Victorian maps of Harrold show the site of the Priory being to the south west of the main village, on a spot now occupied by Harrold Priory Middle School. Archaeological work on the site in 2005 found considerable medieval remains here. It would have been a sound choice for siting the Priory - being on slightly raised ground and so less liable to winter flooding. In an earlier period than the map, the main east-west road ran along what is shown as an avenue of trees north of the Hall and along Wellocks, shown here as FP (footpath). This would confirm the complaint of the nuns that being alongside the road was ruinous in terms of the hospitality they had to provide to travelers.
|The 1901 Ordnance Survey map, showing the Priory top left, separate from Harrold Hall. |
Source Bedford Community Archives
However, this map and others have the location wrong. We know that the Priory did in fact flood (another of the nuns' compaints) and that it was located to the south side of the church, on the estate occupied in 1901 by Harrold Hall. Some stone coffins, thought to have belonged to some of Harrold's nuns, was found in the grounds in 1890, and was moved to the porch of St Peter's church. As the Bedfordshire Mercury reported the finds on 14th May 1887: “A stone coffin, seven feet long and about three wide, has recently been found by some men employed by Mr.G.Osborne, contractor, while digging in a shrubbery at Harrold Hall; and Mr.R.C.Alston has taken charge of it”.
The confusion, according to the Harrold Archaelogical Assessment, was caused in the late 18th century when print makers Samuel and Nathaniel Buck mistakenly labelled a building being used as a barn at Harrold Manor as being the former Priory Refectory. The confusion here was the assumption that Manor and the Hall were the same property. However, this print gained authority and was published in the Victoria County History, and the mistake found its way into early editions of the Ordnance Survey. Even recent publications repeat the mistake - for example Geoffrey Boyer's brief history of Harrold in 1995. And, of course, Harrold Priory Middle School, built on what was then thought to be the site of the medieval priory.
The engravings are of excellent quality, and to add to the confusion, in the background is a medieval chapel - although the Priory was alongside St Peter's church, the nuns of Harrold had their own separate chapel. However, we do know that by 1292 the Manor had been granted licence to reopen a separate chapel there. It is likely that these buildings were demolished in about 1890 and their remains are now under the school grounds, where earthworks are still visible, and where substantial quantities of medieval pottery have been found.

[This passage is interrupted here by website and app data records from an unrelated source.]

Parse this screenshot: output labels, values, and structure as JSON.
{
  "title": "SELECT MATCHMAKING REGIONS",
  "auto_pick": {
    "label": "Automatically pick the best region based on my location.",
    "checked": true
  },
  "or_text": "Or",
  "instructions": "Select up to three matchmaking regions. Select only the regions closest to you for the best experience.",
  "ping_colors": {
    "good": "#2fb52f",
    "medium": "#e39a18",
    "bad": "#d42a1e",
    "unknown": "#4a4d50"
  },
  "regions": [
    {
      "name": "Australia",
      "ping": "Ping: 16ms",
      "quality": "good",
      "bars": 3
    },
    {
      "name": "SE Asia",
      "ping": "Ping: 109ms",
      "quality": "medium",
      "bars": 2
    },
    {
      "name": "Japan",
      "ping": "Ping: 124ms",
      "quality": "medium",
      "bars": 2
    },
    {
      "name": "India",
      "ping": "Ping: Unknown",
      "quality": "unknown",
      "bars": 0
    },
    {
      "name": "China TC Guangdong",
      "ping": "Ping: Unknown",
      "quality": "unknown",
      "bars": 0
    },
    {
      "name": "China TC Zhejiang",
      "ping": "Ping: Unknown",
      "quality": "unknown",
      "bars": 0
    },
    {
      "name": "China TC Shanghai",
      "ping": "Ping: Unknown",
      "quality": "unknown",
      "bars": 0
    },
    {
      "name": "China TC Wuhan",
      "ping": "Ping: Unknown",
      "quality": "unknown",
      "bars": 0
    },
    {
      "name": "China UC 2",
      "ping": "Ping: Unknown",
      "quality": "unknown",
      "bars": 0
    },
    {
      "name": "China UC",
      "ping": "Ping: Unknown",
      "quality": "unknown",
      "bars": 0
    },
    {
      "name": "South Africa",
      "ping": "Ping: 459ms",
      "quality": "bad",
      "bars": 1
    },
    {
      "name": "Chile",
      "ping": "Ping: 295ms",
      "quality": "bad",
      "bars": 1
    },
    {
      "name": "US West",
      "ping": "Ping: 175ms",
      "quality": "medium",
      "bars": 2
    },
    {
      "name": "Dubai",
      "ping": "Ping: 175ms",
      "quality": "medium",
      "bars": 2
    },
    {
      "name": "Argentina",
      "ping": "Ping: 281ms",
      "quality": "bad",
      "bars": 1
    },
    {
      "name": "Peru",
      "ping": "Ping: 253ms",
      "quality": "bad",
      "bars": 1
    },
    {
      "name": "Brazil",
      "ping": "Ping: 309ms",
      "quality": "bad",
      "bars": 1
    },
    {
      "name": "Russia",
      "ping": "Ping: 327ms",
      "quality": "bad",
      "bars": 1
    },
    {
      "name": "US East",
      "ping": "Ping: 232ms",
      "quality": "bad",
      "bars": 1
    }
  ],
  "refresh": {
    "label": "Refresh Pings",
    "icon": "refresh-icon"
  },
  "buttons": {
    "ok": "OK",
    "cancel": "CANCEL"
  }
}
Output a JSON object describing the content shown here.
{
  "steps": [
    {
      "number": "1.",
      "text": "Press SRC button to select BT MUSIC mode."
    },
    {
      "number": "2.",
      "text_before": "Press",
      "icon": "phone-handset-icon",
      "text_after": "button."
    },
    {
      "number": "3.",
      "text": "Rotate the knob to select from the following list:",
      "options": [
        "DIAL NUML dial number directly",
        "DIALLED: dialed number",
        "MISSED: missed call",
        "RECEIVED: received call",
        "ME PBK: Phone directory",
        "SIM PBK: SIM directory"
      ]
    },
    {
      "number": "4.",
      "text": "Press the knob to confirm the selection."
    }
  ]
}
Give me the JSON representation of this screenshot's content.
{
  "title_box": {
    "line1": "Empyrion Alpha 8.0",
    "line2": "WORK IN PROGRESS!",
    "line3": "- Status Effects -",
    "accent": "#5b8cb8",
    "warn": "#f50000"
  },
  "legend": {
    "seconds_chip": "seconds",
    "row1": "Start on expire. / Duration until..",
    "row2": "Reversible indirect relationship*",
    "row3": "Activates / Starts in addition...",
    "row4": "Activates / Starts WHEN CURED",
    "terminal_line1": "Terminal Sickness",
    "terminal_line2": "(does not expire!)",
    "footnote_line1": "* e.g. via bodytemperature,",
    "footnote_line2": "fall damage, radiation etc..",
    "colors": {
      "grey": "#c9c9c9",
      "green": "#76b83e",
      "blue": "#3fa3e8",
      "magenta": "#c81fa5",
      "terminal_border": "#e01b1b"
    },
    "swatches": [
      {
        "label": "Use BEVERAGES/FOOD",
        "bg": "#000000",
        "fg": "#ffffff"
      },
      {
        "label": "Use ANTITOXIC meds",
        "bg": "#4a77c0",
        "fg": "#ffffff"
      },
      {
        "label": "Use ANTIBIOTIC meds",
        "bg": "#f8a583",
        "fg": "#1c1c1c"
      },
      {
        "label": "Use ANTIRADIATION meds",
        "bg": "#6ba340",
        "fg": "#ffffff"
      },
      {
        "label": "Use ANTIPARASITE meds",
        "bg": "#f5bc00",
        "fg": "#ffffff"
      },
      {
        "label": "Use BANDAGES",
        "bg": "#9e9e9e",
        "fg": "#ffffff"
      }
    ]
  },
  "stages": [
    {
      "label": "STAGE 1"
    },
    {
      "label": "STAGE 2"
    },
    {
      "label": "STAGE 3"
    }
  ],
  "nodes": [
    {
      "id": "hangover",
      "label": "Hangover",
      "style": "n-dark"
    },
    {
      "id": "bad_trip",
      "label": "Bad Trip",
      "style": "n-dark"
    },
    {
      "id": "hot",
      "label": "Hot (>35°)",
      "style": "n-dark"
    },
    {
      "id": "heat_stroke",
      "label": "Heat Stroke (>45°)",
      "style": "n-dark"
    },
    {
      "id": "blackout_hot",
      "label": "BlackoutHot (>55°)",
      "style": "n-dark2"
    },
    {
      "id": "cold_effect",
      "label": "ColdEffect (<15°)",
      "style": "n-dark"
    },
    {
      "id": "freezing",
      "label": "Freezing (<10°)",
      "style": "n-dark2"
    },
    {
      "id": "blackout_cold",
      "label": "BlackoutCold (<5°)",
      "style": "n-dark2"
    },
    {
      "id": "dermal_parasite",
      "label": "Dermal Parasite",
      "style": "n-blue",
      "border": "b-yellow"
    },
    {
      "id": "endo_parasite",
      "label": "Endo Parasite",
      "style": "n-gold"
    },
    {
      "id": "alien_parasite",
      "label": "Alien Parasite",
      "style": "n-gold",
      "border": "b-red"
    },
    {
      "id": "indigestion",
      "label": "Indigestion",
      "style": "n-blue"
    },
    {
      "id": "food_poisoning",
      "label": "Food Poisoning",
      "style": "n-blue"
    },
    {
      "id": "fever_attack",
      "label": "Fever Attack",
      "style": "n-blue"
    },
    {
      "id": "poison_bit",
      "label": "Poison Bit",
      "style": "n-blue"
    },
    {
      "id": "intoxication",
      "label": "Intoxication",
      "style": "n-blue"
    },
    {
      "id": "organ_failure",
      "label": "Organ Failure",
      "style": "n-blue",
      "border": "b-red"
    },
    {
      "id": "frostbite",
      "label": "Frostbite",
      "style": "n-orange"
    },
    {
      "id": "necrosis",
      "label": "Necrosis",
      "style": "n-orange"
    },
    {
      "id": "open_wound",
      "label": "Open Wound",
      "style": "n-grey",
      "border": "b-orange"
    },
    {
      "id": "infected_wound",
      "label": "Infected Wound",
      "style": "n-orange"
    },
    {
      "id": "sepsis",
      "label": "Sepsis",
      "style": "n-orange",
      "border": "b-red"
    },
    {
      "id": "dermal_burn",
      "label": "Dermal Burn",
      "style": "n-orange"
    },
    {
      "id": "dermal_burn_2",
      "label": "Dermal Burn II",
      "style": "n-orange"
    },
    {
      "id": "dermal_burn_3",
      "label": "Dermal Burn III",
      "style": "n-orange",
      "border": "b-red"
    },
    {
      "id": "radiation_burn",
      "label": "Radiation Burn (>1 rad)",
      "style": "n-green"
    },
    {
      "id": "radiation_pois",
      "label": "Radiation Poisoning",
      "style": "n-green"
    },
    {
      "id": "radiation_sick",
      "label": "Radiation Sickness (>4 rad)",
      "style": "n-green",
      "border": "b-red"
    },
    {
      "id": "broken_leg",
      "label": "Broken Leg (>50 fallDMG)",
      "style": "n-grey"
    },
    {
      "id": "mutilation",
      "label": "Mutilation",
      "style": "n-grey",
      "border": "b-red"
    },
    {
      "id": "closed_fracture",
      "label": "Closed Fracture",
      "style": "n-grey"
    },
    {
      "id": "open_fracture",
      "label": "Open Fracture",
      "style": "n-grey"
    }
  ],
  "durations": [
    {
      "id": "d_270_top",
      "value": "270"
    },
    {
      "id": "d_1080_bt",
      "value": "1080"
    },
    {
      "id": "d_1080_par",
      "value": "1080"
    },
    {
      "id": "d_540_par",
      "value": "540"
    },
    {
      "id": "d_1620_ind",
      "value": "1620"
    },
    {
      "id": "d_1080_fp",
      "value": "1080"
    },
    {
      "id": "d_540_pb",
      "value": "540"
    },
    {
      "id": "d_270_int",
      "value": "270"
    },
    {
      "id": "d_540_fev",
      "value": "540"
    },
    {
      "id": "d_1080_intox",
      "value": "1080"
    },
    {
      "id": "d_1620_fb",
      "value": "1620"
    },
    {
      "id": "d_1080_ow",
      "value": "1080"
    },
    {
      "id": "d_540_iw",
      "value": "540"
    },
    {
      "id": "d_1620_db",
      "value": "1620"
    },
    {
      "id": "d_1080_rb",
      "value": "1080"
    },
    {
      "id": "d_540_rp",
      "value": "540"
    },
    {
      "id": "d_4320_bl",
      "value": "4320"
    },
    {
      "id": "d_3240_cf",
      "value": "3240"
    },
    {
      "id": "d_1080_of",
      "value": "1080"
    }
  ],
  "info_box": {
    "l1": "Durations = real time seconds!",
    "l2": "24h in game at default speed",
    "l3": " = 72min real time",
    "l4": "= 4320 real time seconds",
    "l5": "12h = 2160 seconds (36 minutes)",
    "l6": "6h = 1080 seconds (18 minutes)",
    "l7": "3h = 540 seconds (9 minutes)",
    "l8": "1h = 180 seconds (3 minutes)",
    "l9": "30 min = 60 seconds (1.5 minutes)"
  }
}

|The Bucks' 18th century print, mistakenly describing these buildings as originally being part of Harrold Priory.|
- Harrold Archaeological Assessment (2003) , Document 2000/64, Produced for Bedfordshire County Council and English Heritage, available here
- Bowyer, Geoffrey A. (1995), A Bedfordshire village, a Bedforshire family, published privately.